*** Task input ***

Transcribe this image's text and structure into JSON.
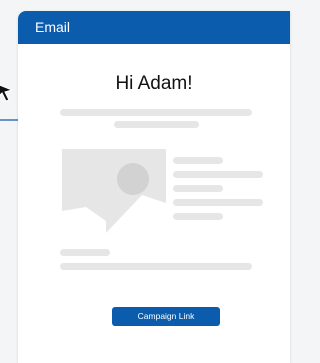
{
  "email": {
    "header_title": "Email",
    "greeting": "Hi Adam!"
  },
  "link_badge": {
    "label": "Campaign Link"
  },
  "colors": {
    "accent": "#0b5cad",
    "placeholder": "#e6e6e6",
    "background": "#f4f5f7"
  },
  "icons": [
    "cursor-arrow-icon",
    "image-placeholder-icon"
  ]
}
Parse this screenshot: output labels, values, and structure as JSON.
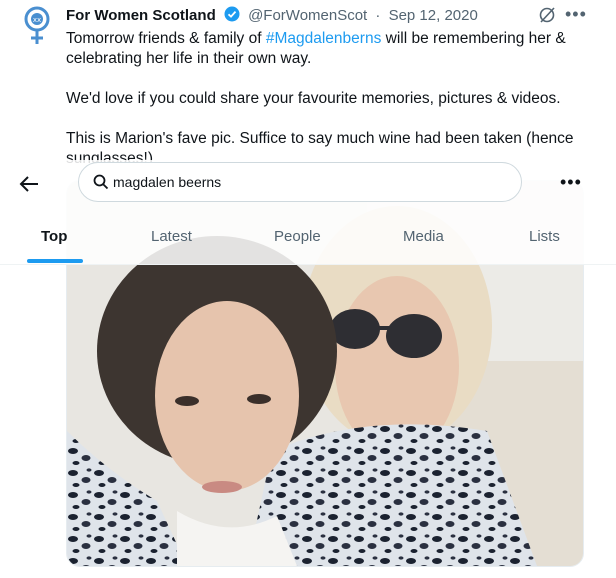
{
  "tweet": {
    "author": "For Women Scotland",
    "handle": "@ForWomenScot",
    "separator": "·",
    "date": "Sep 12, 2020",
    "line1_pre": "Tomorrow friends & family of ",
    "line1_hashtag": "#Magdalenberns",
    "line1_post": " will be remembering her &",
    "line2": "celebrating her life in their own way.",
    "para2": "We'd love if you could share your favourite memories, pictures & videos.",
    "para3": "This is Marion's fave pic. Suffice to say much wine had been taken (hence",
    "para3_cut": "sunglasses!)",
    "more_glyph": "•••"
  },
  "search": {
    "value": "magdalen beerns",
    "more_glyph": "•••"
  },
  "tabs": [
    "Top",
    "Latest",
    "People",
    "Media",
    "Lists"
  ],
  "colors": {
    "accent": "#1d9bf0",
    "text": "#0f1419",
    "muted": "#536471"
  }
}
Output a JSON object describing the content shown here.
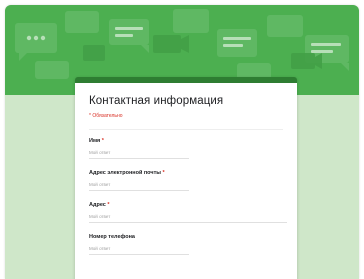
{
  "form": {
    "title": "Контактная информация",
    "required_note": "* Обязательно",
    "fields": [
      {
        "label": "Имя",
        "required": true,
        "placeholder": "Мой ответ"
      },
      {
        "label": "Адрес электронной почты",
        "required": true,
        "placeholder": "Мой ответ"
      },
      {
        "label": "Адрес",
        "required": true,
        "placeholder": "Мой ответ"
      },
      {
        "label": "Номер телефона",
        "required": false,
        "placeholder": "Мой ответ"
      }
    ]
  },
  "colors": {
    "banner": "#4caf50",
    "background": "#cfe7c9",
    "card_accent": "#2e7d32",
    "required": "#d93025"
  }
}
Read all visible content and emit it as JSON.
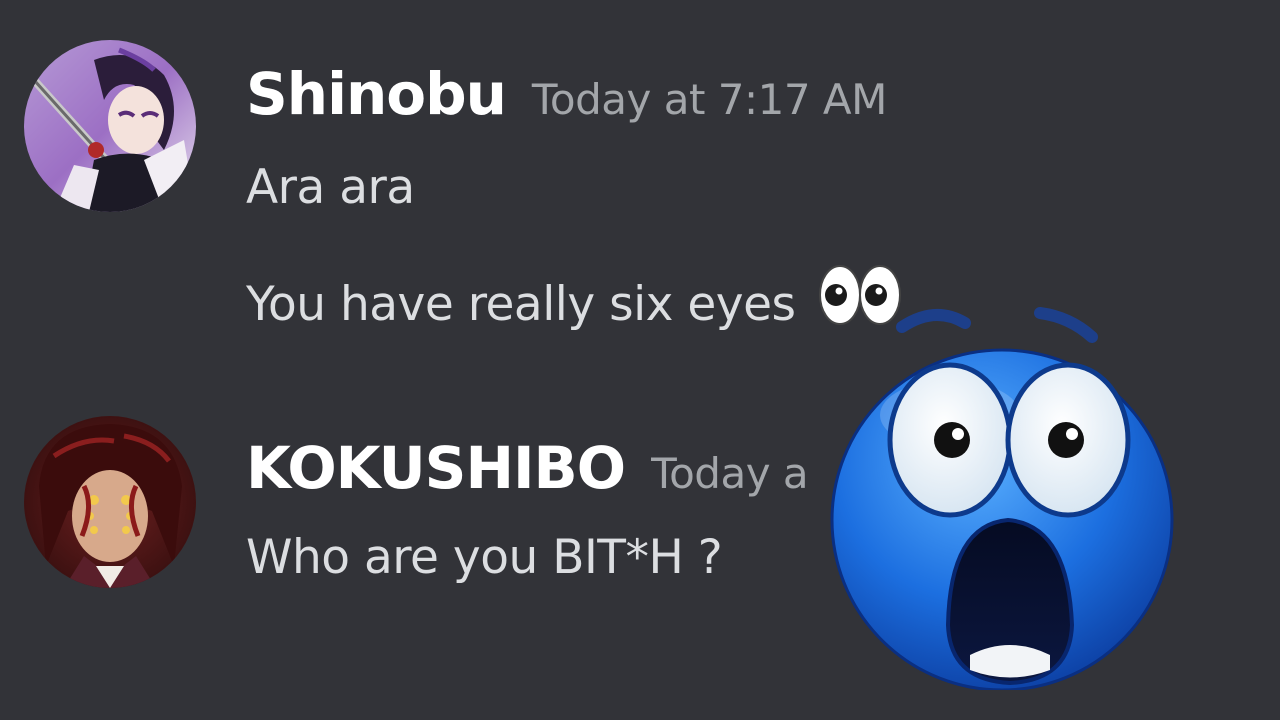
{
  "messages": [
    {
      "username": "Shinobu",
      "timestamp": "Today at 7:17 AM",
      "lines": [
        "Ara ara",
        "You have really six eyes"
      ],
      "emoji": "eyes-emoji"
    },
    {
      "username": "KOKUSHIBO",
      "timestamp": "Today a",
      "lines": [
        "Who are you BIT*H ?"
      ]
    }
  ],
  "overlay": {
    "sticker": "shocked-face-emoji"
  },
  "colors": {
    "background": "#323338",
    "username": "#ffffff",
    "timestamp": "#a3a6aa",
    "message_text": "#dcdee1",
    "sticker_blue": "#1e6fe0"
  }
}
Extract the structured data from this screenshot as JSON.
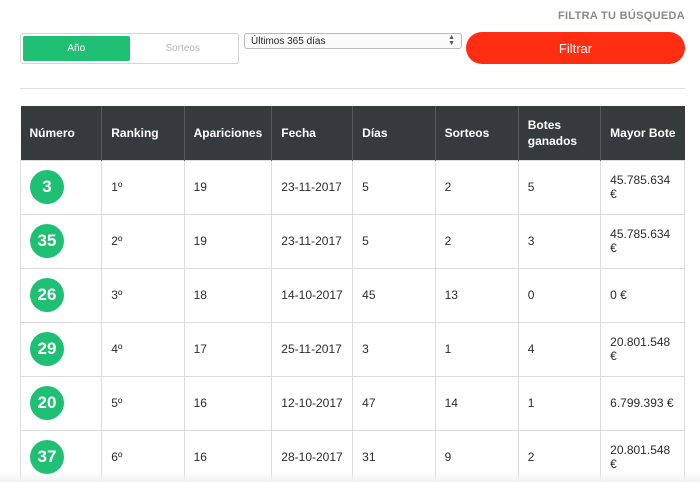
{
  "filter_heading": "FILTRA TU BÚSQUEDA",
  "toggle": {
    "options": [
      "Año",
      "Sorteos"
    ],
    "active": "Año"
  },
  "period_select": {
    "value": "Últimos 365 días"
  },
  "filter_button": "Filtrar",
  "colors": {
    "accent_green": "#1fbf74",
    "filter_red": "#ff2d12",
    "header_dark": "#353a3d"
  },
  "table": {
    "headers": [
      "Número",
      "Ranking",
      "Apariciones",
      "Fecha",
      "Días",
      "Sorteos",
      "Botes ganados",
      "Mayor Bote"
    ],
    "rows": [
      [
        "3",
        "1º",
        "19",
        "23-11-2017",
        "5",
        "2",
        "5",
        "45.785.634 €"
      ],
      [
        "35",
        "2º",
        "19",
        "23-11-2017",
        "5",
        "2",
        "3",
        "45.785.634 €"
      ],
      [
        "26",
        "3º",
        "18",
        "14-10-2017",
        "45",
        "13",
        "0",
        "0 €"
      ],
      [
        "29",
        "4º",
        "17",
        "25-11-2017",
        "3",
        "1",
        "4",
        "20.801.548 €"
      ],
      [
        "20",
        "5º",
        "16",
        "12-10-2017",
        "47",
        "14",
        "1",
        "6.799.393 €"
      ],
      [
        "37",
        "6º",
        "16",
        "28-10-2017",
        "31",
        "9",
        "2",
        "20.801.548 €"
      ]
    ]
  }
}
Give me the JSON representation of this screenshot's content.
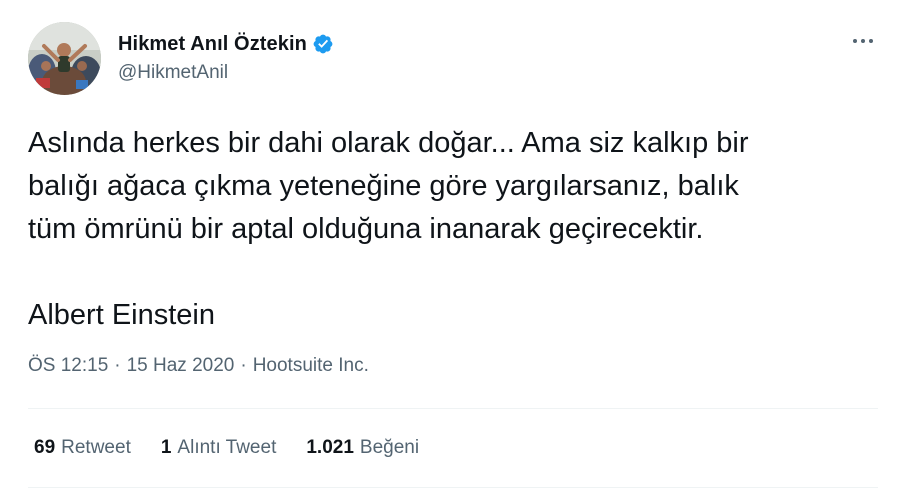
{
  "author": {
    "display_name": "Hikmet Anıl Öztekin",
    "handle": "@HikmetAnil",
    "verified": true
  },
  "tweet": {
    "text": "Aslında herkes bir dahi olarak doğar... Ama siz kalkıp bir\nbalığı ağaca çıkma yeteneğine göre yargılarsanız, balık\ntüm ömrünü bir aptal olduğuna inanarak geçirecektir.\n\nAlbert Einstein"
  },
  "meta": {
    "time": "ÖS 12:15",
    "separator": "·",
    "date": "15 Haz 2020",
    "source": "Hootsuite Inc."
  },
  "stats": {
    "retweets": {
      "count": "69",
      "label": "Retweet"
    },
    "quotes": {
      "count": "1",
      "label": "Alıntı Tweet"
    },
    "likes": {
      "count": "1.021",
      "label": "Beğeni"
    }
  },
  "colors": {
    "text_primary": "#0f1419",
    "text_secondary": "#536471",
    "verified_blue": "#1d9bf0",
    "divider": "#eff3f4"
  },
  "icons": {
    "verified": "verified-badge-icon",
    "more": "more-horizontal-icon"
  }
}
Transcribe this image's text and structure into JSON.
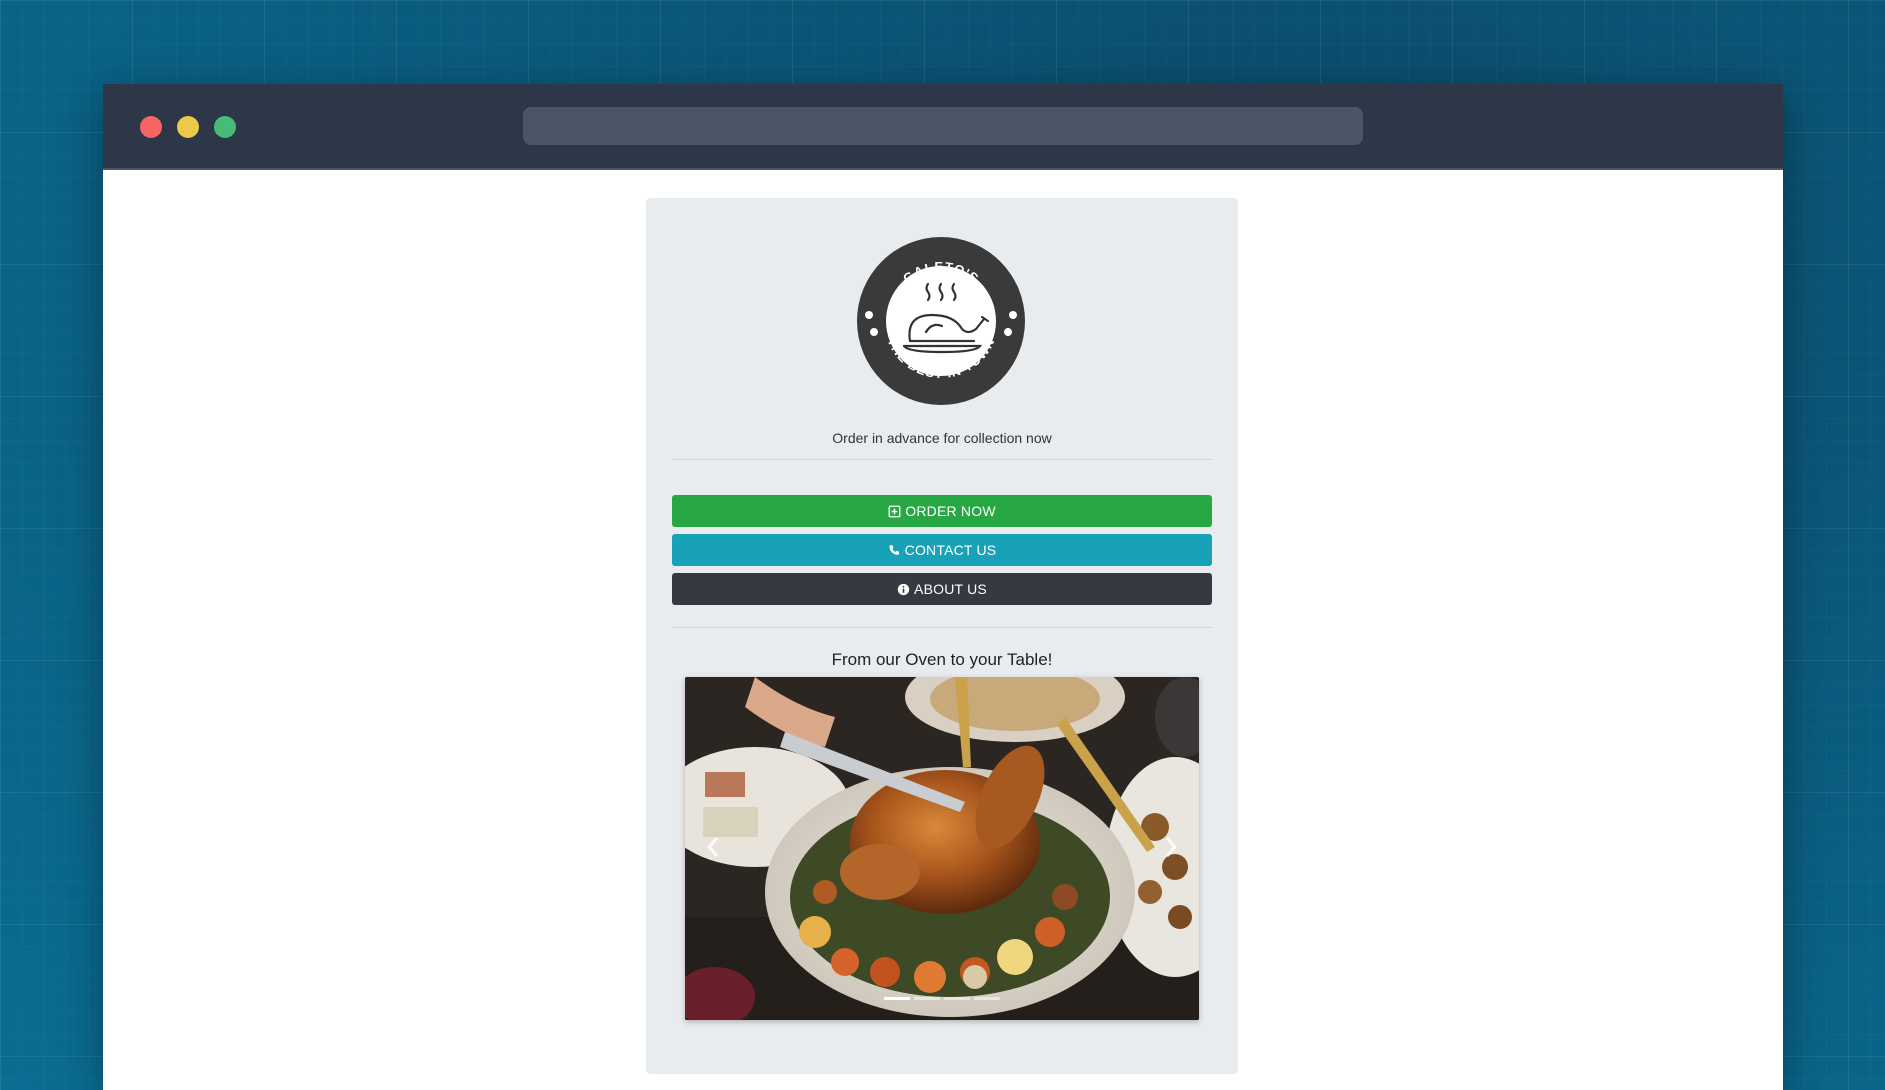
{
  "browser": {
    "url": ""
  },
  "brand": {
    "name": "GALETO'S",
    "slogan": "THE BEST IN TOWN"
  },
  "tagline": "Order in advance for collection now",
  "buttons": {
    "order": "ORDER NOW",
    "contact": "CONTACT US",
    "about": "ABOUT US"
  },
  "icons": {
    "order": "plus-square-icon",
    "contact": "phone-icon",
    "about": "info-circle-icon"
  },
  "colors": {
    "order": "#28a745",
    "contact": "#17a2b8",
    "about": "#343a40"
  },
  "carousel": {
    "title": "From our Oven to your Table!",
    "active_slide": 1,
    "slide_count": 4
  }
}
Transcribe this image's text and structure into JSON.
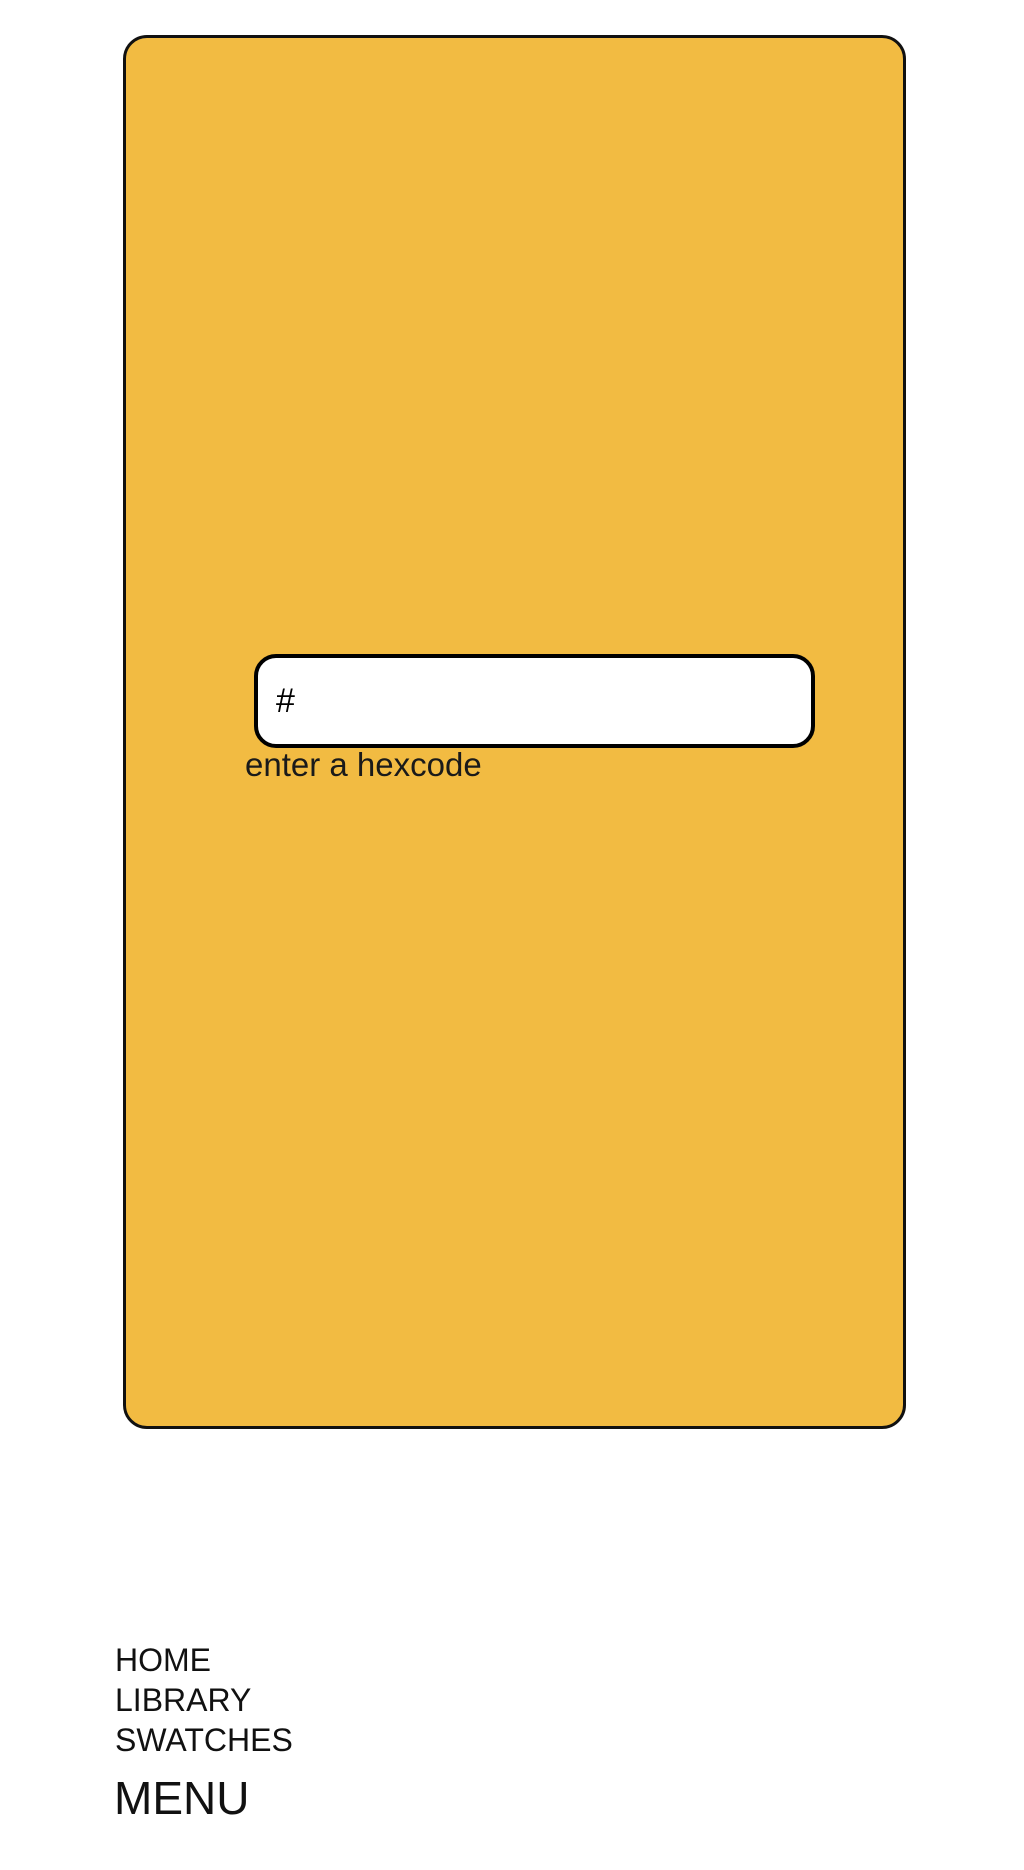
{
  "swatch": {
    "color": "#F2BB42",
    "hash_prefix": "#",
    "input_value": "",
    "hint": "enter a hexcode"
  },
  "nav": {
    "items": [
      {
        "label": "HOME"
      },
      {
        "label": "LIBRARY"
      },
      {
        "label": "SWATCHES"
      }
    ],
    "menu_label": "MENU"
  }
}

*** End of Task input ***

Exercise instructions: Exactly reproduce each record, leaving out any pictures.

Written response:
Transcribe this image's text and structure into JSON.
{
  "email": {
    "header_title": "Email",
    "greeting": "Hi Adam!"
  },
  "link_badge": {
    "label": "Campaign Link"
  },
  "colors": {
    "accent": "#0b5cad",
    "placeholder": "#e6e6e6",
    "background": "#f4f5f7"
  },
  "icons": [
    "cursor-arrow-icon",
    "image-placeholder-icon"
  ]
}
Parse this screenshot: output labels, values, and structure as JSON.
{
  "tweet": {
    "author": "For Women Scotland",
    "handle": "@ForWomenScot",
    "separator": "·",
    "date": "Sep 12, 2020",
    "line1_pre": "Tomorrow friends & family of ",
    "line1_hashtag": "#Magdalenberns",
    "line1_post": " will be remembering her &",
    "line2": "celebrating her life in their own way.",
    "para2": "We'd love if you could share your favourite memories, pictures & videos.",
    "para3": "This is Marion's fave pic. Suffice to say much wine had been taken (hence",
    "para3_cut": "sunglasses!)",
    "more_glyph": "•••"
  },
  "search": {
    "value": "magdalen beerns",
    "more_glyph": "•••"
  },
  "tabs": [
    "Top",
    "Latest",
    "People",
    "Media",
    "Lists"
  ],
  "colors": {
    "accent": "#1d9bf0",
    "text": "#0f1419",
    "muted": "#536471"
  }
}
Output a JSON object describing the content shown here.
{
  "form": {
    "title": "Контактная информация",
    "required_note": "* Обязательно",
    "fields": [
      {
        "label": "Имя",
        "required": true,
        "placeholder": "Мой ответ"
      },
      {
        "label": "Адрес электронной почты",
        "required": true,
        "placeholder": "Мой ответ"
      },
      {
        "label": "Адрес",
        "required": true,
        "placeholder": "Мой ответ"
      },
      {
        "label": "Номер телефона",
        "required": false,
        "placeholder": "Мой ответ"
      }
    ]
  },
  "colors": {
    "banner": "#4caf50",
    "background": "#cfe7c9",
    "card_accent": "#2e7d32",
    "required": "#d93025"
  }
}
Read all visible content and emit it as JSON.
{
  "messages": [
    {
      "username": "Shinobu",
      "timestamp": "Today at 7:17 AM",
      "lines": [
        "Ara ara",
        "You have really six eyes"
      ],
      "emoji": "eyes-emoji"
    },
    {
      "username": "KOKUSHIBO",
      "timestamp": "Today a",
      "lines": [
        "Who are you BIT*H ?"
      ]
    }
  ],
  "overlay": {
    "sticker": "shocked-face-emoji"
  },
  "colors": {
    "background": "#323338",
    "username": "#ffffff",
    "timestamp": "#a3a6aa",
    "message_text": "#dcdee1",
    "sticker_blue": "#1e6fe0"
  }
}
Extract the structured data from this screenshot as JSON.
{
  "filter_heading": "FILTRA TU BÚSQUEDA",
  "toggle": {
    "options": [
      "Año",
      "Sorteos"
    ],
    "active": "Año"
  },
  "period_select": {
    "value": "Últimos 365 días"
  },
  "filter_button": "Filtrar",
  "colors": {
    "accent_green": "#1fbf74",
    "filter_red": "#ff2d12",
    "header_dark": "#353a3d"
  },
  "table": {
    "headers": [
      "Número",
      "Ranking",
      "Apariciones",
      "Fecha",
      "Días",
      "Sorteos",
      "Botes ganados",
      "Mayor Bote"
    ],
    "rows": [
      [
        "3",
        "1º",
        "19",
        "23-11-2017",
        "5",
        "2",
        "5",
        "45.785.634 €"
      ],
      [
        "35",
        "2º",
        "19",
        "23-11-2017",
        "5",
        "2",
        "3",
        "45.785.634 €"
      ],
      [
        "26",
        "3º",
        "18",
        "14-10-2017",
        "45",
        "13",
        "0",
        "0 €"
      ],
      [
        "29",
        "4º",
        "17",
        "25-11-2017",
        "3",
        "1",
        "4",
        "20.801.548 €"
      ],
      [
        "20",
        "5º",
        "16",
        "12-10-2017",
        "47",
        "14",
        "1",
        "6.799.393 €"
      ],
      [
        "37",
        "6º",
        "16",
        "28-10-2017",
        "31",
        "9",
        "2",
        "20.801.548 €"
      ]
    ]
  }
}
Give me the JSON representation of this screenshot's content.
{
  "author": {
    "display_name": "Hikmet Anıl Öztekin",
    "handle": "@HikmetAnil",
    "verified": true
  },
  "tweet": {
    "text": "Aslında herkes bir dahi olarak doğar... Ama siz kalkıp bir\nbalığı ağaca çıkma yeteneğine göre yargılarsanız, balık\ntüm ömrünü bir aptal olduğuna inanarak geçirecektir.\n\nAlbert Einstein"
  },
  "meta": {
    "time": "ÖS 12:15",
    "separator": "·",
    "date": "15 Haz 2020",
    "source": "Hootsuite Inc."
  },
  "stats": {
    "retweets": {
      "count": "69",
      "label": "Retweet"
    },
    "quotes": {
      "count": "1",
      "label": "Alıntı Tweet"
    },
    "likes": {
      "count": "1.021",
      "label": "Beğeni"
    }
  },
  "colors": {
    "text_primary": "#0f1419",
    "text_secondary": "#536471",
    "verified_blue": "#1d9bf0",
    "divider": "#eff3f4"
  },
  "icons": {
    "verified": "verified-badge-icon",
    "more": "more-horizontal-icon"
  }
}
Transcribe this image's text and structure into JSON.
{
  "browser": {
    "url": ""
  },
  "brand": {
    "name": "GALETO'S",
    "slogan": "THE BEST IN TOWN"
  },
  "tagline": "Order in advance for collection now",
  "buttons": {
    "order": "ORDER NOW",
    "contact": "CONTACT US",
    "about": "ABOUT US"
  },
  "icons": {
    "order": "plus-square-icon",
    "contact": "phone-icon",
    "about": "info-circle-icon"
  },
  "colors": {
    "order": "#28a745",
    "contact": "#17a2b8",
    "about": "#343a40"
  },
  "carousel": {
    "title": "From our Oven to your Table!",
    "active_slide": 1,
    "slide_count": 4
  }
}
Transcribe this image's text and structure into JSON.
{
  "swatch": {
    "color": "#F2BB42",
    "hash_prefix": "#",
    "input_value": "",
    "hint": "enter a hexcode"
  },
  "nav": {
    "items": [
      {
        "label": "HOME"
      },
      {
        "label": "LIBRARY"
      },
      {
        "label": "SWATCHES"
      }
    ],
    "menu_label": "MENU"
  }
}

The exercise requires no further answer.